#### [Dataset excerpts]
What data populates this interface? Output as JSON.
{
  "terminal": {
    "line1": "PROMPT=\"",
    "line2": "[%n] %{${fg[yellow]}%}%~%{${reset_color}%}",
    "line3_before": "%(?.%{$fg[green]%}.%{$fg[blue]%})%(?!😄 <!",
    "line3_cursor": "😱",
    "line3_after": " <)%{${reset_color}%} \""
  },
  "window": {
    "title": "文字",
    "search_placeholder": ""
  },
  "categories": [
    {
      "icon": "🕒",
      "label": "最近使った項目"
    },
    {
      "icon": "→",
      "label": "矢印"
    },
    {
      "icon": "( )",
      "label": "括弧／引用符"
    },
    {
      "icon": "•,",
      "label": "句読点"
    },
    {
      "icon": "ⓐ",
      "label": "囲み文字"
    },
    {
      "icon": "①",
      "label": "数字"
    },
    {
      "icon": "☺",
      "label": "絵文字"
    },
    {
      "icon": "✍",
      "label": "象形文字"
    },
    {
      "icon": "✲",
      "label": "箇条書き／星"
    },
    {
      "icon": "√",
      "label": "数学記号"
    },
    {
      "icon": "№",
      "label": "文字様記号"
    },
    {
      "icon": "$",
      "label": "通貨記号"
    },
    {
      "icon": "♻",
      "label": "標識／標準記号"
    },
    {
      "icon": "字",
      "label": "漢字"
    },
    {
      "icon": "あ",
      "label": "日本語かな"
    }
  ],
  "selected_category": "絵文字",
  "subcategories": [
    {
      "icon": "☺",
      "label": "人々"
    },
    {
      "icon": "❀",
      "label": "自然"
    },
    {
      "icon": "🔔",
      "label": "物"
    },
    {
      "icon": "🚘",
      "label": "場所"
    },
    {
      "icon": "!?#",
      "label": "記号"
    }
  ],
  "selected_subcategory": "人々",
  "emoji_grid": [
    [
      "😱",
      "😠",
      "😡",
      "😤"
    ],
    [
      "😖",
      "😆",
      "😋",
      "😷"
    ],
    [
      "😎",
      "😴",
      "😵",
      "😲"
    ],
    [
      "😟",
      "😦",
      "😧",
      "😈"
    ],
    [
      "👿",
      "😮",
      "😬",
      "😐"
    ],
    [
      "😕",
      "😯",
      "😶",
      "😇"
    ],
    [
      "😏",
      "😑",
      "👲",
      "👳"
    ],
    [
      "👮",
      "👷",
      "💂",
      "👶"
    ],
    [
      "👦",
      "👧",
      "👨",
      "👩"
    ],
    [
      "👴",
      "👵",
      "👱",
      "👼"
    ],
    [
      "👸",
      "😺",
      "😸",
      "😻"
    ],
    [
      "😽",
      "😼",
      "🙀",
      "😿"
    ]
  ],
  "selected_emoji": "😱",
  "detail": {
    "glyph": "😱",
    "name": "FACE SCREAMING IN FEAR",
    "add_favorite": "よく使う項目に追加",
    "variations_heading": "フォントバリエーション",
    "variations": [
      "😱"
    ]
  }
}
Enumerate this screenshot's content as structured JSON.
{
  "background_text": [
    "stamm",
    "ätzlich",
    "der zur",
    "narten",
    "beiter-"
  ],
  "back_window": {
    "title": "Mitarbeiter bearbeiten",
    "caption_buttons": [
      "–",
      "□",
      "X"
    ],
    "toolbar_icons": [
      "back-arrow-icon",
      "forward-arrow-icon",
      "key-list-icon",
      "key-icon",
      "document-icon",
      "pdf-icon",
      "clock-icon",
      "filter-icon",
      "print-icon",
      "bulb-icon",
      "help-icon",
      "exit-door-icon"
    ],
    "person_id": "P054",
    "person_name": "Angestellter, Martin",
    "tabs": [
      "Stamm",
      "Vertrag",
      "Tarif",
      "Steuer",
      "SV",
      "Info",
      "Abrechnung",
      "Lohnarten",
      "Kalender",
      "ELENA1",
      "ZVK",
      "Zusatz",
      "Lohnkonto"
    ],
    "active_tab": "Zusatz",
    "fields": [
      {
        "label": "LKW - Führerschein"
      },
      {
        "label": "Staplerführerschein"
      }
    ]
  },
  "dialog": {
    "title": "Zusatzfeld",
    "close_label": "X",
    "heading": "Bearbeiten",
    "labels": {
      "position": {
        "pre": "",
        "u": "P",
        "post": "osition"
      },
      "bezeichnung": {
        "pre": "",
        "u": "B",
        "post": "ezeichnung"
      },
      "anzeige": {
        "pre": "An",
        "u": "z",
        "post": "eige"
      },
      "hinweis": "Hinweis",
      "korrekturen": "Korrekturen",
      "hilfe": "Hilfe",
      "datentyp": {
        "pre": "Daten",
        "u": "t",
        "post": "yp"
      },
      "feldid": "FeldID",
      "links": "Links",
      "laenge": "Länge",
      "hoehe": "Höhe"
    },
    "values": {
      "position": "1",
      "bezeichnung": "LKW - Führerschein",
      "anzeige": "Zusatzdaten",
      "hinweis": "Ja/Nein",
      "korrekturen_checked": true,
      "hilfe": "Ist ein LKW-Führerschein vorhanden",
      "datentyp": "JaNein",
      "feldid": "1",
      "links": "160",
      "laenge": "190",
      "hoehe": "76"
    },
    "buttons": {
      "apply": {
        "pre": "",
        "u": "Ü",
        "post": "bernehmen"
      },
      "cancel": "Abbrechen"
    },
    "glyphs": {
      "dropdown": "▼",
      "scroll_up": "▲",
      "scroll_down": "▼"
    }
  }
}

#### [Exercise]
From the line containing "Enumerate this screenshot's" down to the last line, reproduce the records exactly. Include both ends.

#### [Response]
Enumerate this screenshot's content as structured JSON.
{
  "background_text": [
    "stamm",
    "ätzlich",
    "der zur",
    "narten",
    "beiter-"
  ],
  "back_window": {
    "title": "Mitarbeiter bearbeiten",
    "caption_buttons": [
      "–",
      "□",
      "X"
    ],
    "toolbar_icons": [
      "back-arrow-icon",
      "forward-arrow-icon",
      "key-list-icon",
      "key-icon",
      "document-icon",
      "pdf-icon",
      "clock-icon",
      "filter-icon",
      "print-icon",
      "bulb-icon",
      "help-icon",
      "exit-door-icon"
    ],
    "person_id": "P054",
    "person_name": "Angestellter, Martin",
    "tabs": [
      "Stamm",
      "Vertrag",
      "Tarif",
      "Steuer",
      "SV",
      "Info",
      "Abrechnung",
      "Lohnarten",
      "Kalender",
      "ELENA1",
      "ZVK",
      "Zusatz",
      "Lohnkonto"
    ],
    "active_tab": "Zusatz",
    "fields": [
      {
        "label": "LKW - Führerschein"
      },
      {
        "label": "Staplerführerschein"
      }
    ]
  },
  "dialog": {
    "title": "Zusatzfeld",
    "close_label": "X",
    "heading": "Bearbeiten",
    "labels": {
      "position": {
        "pre": "",
        "u": "P",
        "post": "osition"
      },
      "bezeichnung": {
        "pre": "",
        "u": "B",
        "post": "ezeichnung"
      },
      "anzeige": {
        "pre": "An",
        "u": "z",
        "post": "eige"
      },
      "hinweis": "Hinweis",
      "korrekturen": "Korrekturen",
      "hilfe": "Hilfe",
      "datentyp": {
        "pre": "Daten",
        "u": "t",
        "post": "yp"
      },
      "feldid": "FeldID",
      "links": "Links",
      "laenge": "Länge",
      "hoehe": "Höhe"
    },
    "values": {
      "position": "1",
      "bezeichnung": "LKW - Führerschein",
      "anzeige": "Zusatzdaten",
      "hinweis": "Ja/Nein",
      "korrekturen_checked": true,
      "hilfe": "Ist ein LKW-Führerschein vorhanden",
      "datentyp": "JaNein",
      "feldid": "1",
      "links": "160",
      "laenge": "190",
      "hoehe": "76"
    },
    "buttons": {
      "apply": {
        "pre": "",
        "u": "Ü",
        "post": "bernehmen"
      },
      "cancel": "Abbrechen"
    },
    "glyphs": {
      "dropdown": "▼",
      "scroll_up": "▲",
      "scroll_down": "▼"
    }
  }
}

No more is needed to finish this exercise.